The Federal Deposit Insurance Corporation (FDIC) was created in 1933 as part of the Glass-Steagall Act. It was a response to the runaway fund withdrawals from depositors' institutions. As a separate agency of the federal government, the FDIC oversees depositor risks and insures deposits for at least $100,000. In case a financial institution fails, its effects on the economy are mitigated.
The FDIC protects the individual bank and thrift institution depositor. It does not insure investments such as mutual funds, private portfolios, and securities. As a result, bank and thrift institution deposits are called insured investments and securities are called uninsured investments.
An example of FDIC function is described in the following scenario. Let’s say a depositor has his/her funds in a failed chartered bank (FDIC member). The chartered bank can sell its funds to another bank. From the customer’s perspective, this transfer usually goes unnoticed, and customer services go uninterrupted.
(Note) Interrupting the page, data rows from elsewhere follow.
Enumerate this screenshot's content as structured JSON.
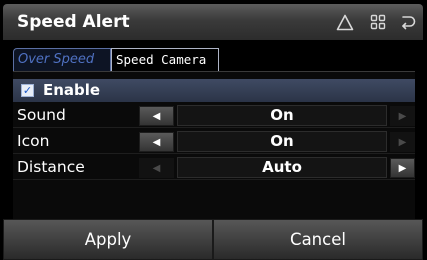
{
  "title": "Speed Alert",
  "titlebar_icons": [
    "warning-triangle-icon",
    "grid-menu-icon",
    "back-icon"
  ],
  "tabs": [
    {
      "label": "Over Speed",
      "active": false
    },
    {
      "label": "Speed Camera",
      "active": true
    }
  ],
  "enable": {
    "label": "Enable",
    "checked": true
  },
  "settings": [
    {
      "label": "Sound",
      "value": "On",
      "left_enabled": true,
      "right_enabled": false
    },
    {
      "label": "Icon",
      "value": "On",
      "left_enabled": true,
      "right_enabled": false
    },
    {
      "label": "Distance",
      "value": "Auto",
      "left_enabled": false,
      "right_enabled": true
    }
  ],
  "buttons": {
    "apply": "Apply",
    "cancel": "Cancel"
  },
  "glyphs": {
    "left_arrow": "◀",
    "right_arrow": "▶",
    "check": "✓"
  }
}
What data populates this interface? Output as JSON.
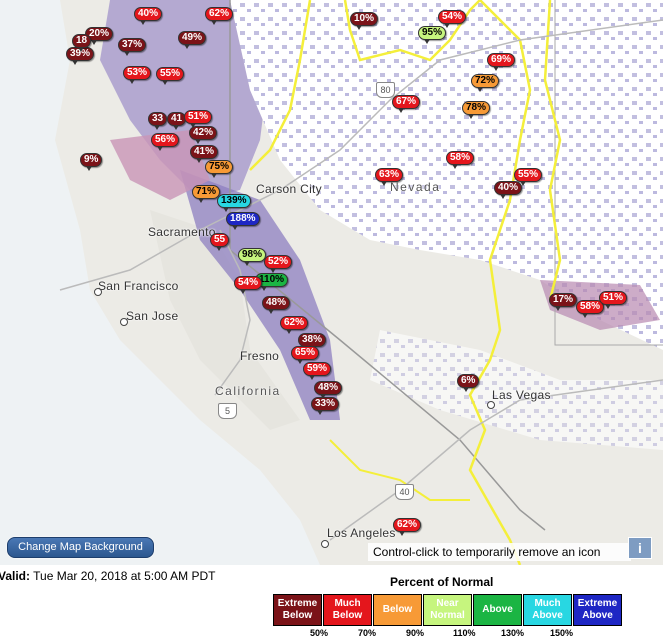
{
  "map": {
    "cities": [
      {
        "id": "carson-city",
        "name": "Carson City"
      },
      {
        "id": "sacramento",
        "name": "Sacramento"
      },
      {
        "id": "san-francisco",
        "name": "San Francisco"
      },
      {
        "id": "san-jose",
        "name": "San Jose"
      },
      {
        "id": "fresno",
        "name": "Fresno"
      },
      {
        "id": "las-vegas",
        "name": "Las Vegas"
      },
      {
        "id": "los-angeles",
        "name": "Los Angeles"
      }
    ],
    "states": [
      {
        "id": "california",
        "name": "California"
      },
      {
        "id": "nevada",
        "name": "Nevada"
      }
    ],
    "highways": [
      {
        "id": "i80",
        "label": "80"
      },
      {
        "id": "i5",
        "label": "5"
      },
      {
        "id": "i40",
        "label": "40"
      }
    ],
    "markers": [
      {
        "label": "40%",
        "cat": "much-below"
      },
      {
        "label": "62%",
        "cat": "much-below"
      },
      {
        "label": "10%",
        "cat": "extreme-below"
      },
      {
        "label": "54%",
        "cat": "much-below"
      },
      {
        "label": "95%",
        "cat": "near-normal"
      },
      {
        "label": "20%",
        "cat": "extreme-below"
      },
      {
        "label": "37%",
        "cat": "extreme-below"
      },
      {
        "label": "49%",
        "cat": "extreme-below"
      },
      {
        "label": "39%",
        "cat": "extreme-below"
      },
      {
        "label": "53%",
        "cat": "much-below"
      },
      {
        "label": "55%",
        "cat": "much-below"
      },
      {
        "label": "69%",
        "cat": "much-below"
      },
      {
        "label": "72%",
        "cat": "below"
      },
      {
        "label": "67%",
        "cat": "much-below"
      },
      {
        "label": "78%",
        "cat": "below"
      },
      {
        "label": "33",
        "cat": "extreme-below"
      },
      {
        "label": "41",
        "cat": "extreme-below"
      },
      {
        "label": "51%",
        "cat": "much-below"
      },
      {
        "label": "42%",
        "cat": "extreme-below"
      },
      {
        "label": "56%",
        "cat": "much-below"
      },
      {
        "label": "41%",
        "cat": "extreme-below"
      },
      {
        "label": "9%",
        "cat": "extreme-below"
      },
      {
        "label": "58%",
        "cat": "much-below"
      },
      {
        "label": "75%",
        "cat": "below"
      },
      {
        "label": "63%",
        "cat": "much-below"
      },
      {
        "label": "55%",
        "cat": "much-below"
      },
      {
        "label": "40%",
        "cat": "extreme-below"
      },
      {
        "label": "71%",
        "cat": "below"
      },
      {
        "label": "139%",
        "cat": "much-above"
      },
      {
        "label": "188%",
        "cat": "extreme-above"
      },
      {
        "label": "55",
        "cat": "much-below"
      },
      {
        "label": "98%",
        "cat": "near-normal"
      },
      {
        "label": "52%",
        "cat": "much-below"
      },
      {
        "label": "110%",
        "cat": "above"
      },
      {
        "label": "54%",
        "cat": "much-below"
      },
      {
        "label": "17%",
        "cat": "extreme-below"
      },
      {
        "label": "58%",
        "cat": "much-below"
      },
      {
        "label": "51%",
        "cat": "much-below"
      },
      {
        "label": "48%",
        "cat": "extreme-below"
      },
      {
        "label": "62%",
        "cat": "much-below"
      },
      {
        "label": "38%",
        "cat": "extreme-below"
      },
      {
        "label": "65%",
        "cat": "much-below"
      },
      {
        "label": "59%",
        "cat": "much-below"
      },
      {
        "label": "48%",
        "cat": "extreme-below"
      },
      {
        "label": "33%",
        "cat": "extreme-below"
      },
      {
        "label": "6%",
        "cat": "extreme-below"
      },
      {
        "label": "62%",
        "cat": "much-below"
      },
      {
        "label": "18",
        "cat": "extreme-below"
      }
    ],
    "change_bg_label": "Change Map Background",
    "ctrl_hint": "Control-click to temporarily remove an icon",
    "info_label": "i"
  },
  "footer": {
    "valid_label": "Valid:",
    "valid_value": " Tue Mar 20, 2018 at 5:00 AM PDT",
    "legend_title": "Percent of Normal",
    "legend": [
      {
        "label": "Extreme\nBelow",
        "color": "#7b1318",
        "text": "#ffffff"
      },
      {
        "label": "Much\nBelow",
        "color": "#e4161c",
        "text": "#ffffff"
      },
      {
        "label": "Below",
        "color": "#f79a36",
        "text": "#ffffff"
      },
      {
        "label": "Near\nNormal",
        "color": "#c6f57e",
        "text": "#ffffff"
      },
      {
        "label": "Above",
        "color": "#1bb543",
        "text": "#ffffff"
      },
      {
        "label": "Much\nAbove",
        "color": "#28d7e2",
        "text": "#ffffff"
      },
      {
        "label": "Extreme\nAbove",
        "color": "#1e27c4",
        "text": "#ffffff"
      }
    ],
    "ticks": [
      "50%",
      "70%",
      "90%",
      "110%",
      "130%",
      "150%"
    ]
  }
}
The new chartered bank now assumes responsibility for the depositor’s funds.
This is what is called restoring confidence in financial institutions that hold depositors' funds. The FDIC monitors and protects consumers from failed bank or thrift institutions. No depositor has lost funds since the agency was created in 1934.
The FDIC receives no federal monies but instead receives its funding from insurance payments that the FDIC charges bank and thrift institutions for held deposits. Earnings from U.S. Treasury, security investments also comprise FDIC funding.
Member bank and thrift institutions are required to follow liquidity and reserve conditions. If a bank falls below these liquidity and reserve limits or conditions, the bank receives a warning from the FDIC. Once a negative limit is reached, the FDIC can take corrective action, which means dictating solutions for improving bank management. If a bank becomes critically under-funded, the FDIC can initiate closing procedures by declaring that the bank is no longer liquid.
The FDIC insures checking, money market, and savings accounts. Also included are certificates of deposit. It does not insure securities, mutual funds, or other types of investment. As a result, accounts are denoted as either insured or uninsured.